According to reproductive biologist Grace Dugdale, both fathers and mothers-to-be should change their lifestyle up to two years before starting a family. This includes giving up alcohol and losing weight. Her reasoning is that it can take a full year before our bodies adjust to a healthy diet – one that contains the nutrients to boost fertility.
“The standard advice is to allow three months before conception to take folic acid and live healthily, but that does not give people enough time to make the necessary changes,” she said during a recent talk at the Manchester Fertility Conference.
“Couples get married, then they wait until they have problems conceiving before making the changes to their diet and lifestyle that could help them, and it is heartbreaking if they then end up with fertility problems that might have been solved earlier.”
“Basic things like getting their vitamin D checked can make a big difference,” she added.

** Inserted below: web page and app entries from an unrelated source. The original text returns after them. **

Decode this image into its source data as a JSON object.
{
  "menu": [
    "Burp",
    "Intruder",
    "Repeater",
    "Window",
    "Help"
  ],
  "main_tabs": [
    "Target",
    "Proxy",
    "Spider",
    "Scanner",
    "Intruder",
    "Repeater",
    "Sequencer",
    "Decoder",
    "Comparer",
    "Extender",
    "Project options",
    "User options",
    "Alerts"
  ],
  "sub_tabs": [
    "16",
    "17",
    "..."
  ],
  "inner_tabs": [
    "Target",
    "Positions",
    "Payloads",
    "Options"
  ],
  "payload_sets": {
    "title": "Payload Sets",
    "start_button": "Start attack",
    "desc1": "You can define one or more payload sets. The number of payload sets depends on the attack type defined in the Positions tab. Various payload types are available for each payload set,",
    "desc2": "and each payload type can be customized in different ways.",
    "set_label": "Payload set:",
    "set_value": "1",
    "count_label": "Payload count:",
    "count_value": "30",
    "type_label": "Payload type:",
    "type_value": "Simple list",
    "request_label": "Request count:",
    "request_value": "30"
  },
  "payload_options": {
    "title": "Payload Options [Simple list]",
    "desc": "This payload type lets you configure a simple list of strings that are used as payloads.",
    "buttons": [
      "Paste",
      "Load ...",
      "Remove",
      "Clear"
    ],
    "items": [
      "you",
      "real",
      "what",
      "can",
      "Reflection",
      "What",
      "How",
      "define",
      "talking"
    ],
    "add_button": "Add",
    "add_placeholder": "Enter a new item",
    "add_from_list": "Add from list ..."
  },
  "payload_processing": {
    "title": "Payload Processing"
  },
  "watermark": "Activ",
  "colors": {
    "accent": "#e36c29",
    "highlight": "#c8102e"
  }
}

Studies suggest men can increase their fertility by drinking moderately, eating nuts and leafy greens and exercising at least three times a week. For women consuming a balanced diet (rich in fibre, folate, lycopene and fruits and vegetables), while minimising the consumption of highly processed foods is key.
Weight is also an important factor. Being under or overweight will not only cause you to not ovulate regularly but also decrease the chance of any given embryo implanting. As Dugdale explains:
“A mother's weight and diet around the time of conception and immediately before has a significant effect on the future health of the baby.”